Come to Bangor City and see the European Champions.

This is the story of when Bangor City, from North Wales, helped out European Cup holders, Liverpool with some much needed match practice.

Boxing Day 1978 and Liverpool went to Old Trafford for a league match. Goals from Ray Kennedy, Jimmy Case and David Fairclough gave them a comfortable 3-0 win and they moved to the top of the table.

What they didn’t know is, it would be another 39 days before they’d play another league match.

The winter in early 1979 was a severe one with much of the country covered in snow. It played havoc with the football fixtures. Some clubs had to take drastic action to try and give their players a game. These days undersoil heating and the advancements in pitch technology means few matches are ever called off in England, but forty years ago this wasn’t the case.

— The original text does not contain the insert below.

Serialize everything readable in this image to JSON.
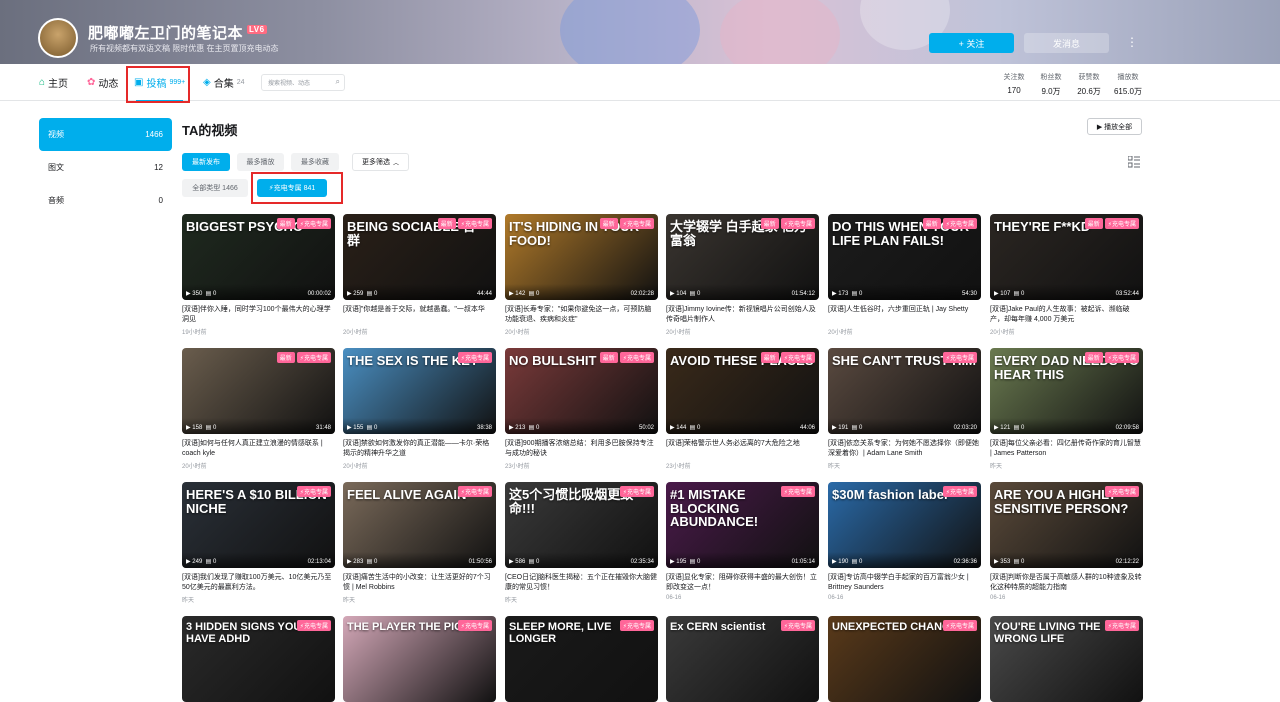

The FA Cup was particularly under threat. In those days all the Third Round fixtures were scheduled for the same day. But the first Saturday in January saw just four matches go ahead.

One match was played on the Monday and then 15 went ahead on the Tuesday. Liverpool were drawn away to Southend United and this was put back to the Wednesday 10th January. After a goalless draw at Roots Hall, Liverpool were able to see off the Third Division side at Anfield a week later.

A measure of how disruptive the weather was for some clubs was how Wrexham and Stockport didn’t fulfil their Third Round fixture until 1st February – 26 days late. By then many clubs had been able to play their Fourth Round ties.

The Fourth Round was scheduled for Saturday 27th January. Only six fixtures were played. Liverpool had been drawn at home to Second Division Blackburn Rovers. But in the month since their Old Trafford trip, they’d played just those two ties against Southend United.

No flying off to Dubai or other warm climes for these boys, they had to try and find some place to practice free from snow.

They put a call out to find some competition. Bangor City put their hand up. The club from North Wales were competing in non-league Northern Premier League. The year before they were runners-up to Wrexham in the Welsh Cup. They were up for promotion to the Football League too, but after an election, Wigan Athletic got the nod instead.

At short notice a game was arranged. Bangor had remained relatively snow-free during this period, yet ironically there was a heavy fall the night before the game. Liverpool manager Bob Paisley was initially reluctant, fearing the Farrar Road pitch would not be ready. But after much persuasion, the game went ahead.

2,500 people packed into the small ground on a cold Saturday afternoon. The pitch was covered in snow with only the white lines being cleared to be visible.

Almost nine months after retaining their European Cup title at Wembley, Liverpool lined up at non-League Bangor City with just one change from that historic side. Alan Kennedy, newly purchased from Newcastle United, played instead of Phil Thompson.

In the home team was one Ray Stubbs. Yes, the very same Ray Stubbs familiar to BT Sport viewers and former presenter of BBC Match of the Day and Football Focus.

The home side kept the First Division league leaders at bay for 18 minutes before Kenny Dalglish opened the scoring. They were still only a goal up after half an hour when Liverpool were awarded a penalty. Terry McDermott stepped up and scored. Within the next seven minutes David Fairclough and Dalglish, with his second of the game, added to the score.

Bangor City did get a goal back through Pat Olney but the 4-1 scoreline flattered the visitors. It was a useful run out for Liverpool, who escaped from the frozen pitch without injuries. The match was officiated by Gwyn Pierce Owen, club President of Bangor and FIFA referee.

The extra playing time obviously helped as Liverpool met Blackburn Rovers the following Tuesday and Dalglish was again on target with the only goal of the game.

Liverpool eventually reached the semi-finals, losing to Manchester United in a replay.

The following Saturday Liverpool finally resumed their league season when they beat West Brom at Anfield to return to the top of the table.

Liverpool went onto win their 11th league title, thwarting Nottingham Forest’s hopes of retaining their title. Bangor City finished mid-table in the Northern Premier League and were then one of the clubs invited to compete in the Alliance Premier League, which ultimately has become English football’s fifth division.

The man responsible for the game was Bangor City President, Gwyn Pierce Owen. GPO, as he was known, passed away in July this year aged 85. The club moved from Farrar Road to Nantporth Stadium on January 2012, and the main stand was named in honour of him on his 80th birthday, paying him back for the 70 years service and support towards the club.

GPO refereed many games at home and in Europe. As a Football League referee, he was best known for officiating the hugely entertaining Manchester United 3-5 West Brom game on December 1978.